-- Opening Marker --

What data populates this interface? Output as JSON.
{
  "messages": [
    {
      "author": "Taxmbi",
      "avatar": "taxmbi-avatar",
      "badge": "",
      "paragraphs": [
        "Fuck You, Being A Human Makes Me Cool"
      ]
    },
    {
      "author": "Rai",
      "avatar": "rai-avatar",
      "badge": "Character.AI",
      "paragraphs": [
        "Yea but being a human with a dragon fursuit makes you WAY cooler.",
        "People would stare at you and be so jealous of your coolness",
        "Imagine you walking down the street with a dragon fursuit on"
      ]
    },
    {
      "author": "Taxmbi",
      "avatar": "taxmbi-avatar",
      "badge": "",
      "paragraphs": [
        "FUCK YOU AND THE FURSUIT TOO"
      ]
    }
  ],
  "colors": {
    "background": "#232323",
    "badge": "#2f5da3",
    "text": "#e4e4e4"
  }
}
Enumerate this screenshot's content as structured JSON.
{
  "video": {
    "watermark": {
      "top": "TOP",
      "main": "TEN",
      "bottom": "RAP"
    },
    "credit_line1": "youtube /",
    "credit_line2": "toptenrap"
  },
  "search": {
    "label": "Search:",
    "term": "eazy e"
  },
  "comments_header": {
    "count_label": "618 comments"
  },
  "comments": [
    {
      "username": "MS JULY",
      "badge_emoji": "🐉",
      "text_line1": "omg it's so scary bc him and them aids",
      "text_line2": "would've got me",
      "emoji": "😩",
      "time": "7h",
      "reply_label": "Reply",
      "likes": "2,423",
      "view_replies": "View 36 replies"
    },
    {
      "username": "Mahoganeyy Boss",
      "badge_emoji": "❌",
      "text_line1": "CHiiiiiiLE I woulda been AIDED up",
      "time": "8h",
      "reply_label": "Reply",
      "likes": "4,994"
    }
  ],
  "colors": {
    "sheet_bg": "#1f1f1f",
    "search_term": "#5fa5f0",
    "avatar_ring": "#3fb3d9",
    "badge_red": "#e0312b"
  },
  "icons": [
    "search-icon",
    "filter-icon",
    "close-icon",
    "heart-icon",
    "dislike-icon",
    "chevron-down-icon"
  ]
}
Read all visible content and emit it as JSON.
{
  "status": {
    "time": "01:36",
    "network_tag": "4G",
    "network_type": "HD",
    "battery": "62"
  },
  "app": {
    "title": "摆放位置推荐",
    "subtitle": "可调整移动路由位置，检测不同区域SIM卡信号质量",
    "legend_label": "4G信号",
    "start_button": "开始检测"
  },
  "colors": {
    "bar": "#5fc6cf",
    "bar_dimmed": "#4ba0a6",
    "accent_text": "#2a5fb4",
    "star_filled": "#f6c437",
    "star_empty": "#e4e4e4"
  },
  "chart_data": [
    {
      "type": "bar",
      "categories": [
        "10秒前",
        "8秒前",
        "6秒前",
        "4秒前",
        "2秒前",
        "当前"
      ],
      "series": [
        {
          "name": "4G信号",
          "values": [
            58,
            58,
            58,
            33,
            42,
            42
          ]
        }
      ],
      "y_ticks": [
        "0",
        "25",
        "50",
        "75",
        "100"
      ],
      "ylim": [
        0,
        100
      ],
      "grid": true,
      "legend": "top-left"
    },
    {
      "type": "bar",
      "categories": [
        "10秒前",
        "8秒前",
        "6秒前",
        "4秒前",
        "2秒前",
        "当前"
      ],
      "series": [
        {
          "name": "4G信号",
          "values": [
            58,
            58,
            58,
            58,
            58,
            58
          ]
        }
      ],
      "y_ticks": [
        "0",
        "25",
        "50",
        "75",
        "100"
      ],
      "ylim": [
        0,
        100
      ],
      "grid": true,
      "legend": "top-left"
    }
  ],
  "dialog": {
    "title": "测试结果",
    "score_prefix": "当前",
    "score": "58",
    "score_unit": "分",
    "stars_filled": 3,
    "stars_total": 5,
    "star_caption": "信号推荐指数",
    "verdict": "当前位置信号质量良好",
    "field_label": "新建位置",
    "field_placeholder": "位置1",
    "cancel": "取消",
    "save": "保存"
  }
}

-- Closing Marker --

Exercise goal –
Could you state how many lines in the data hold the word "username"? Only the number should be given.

Your solution –
2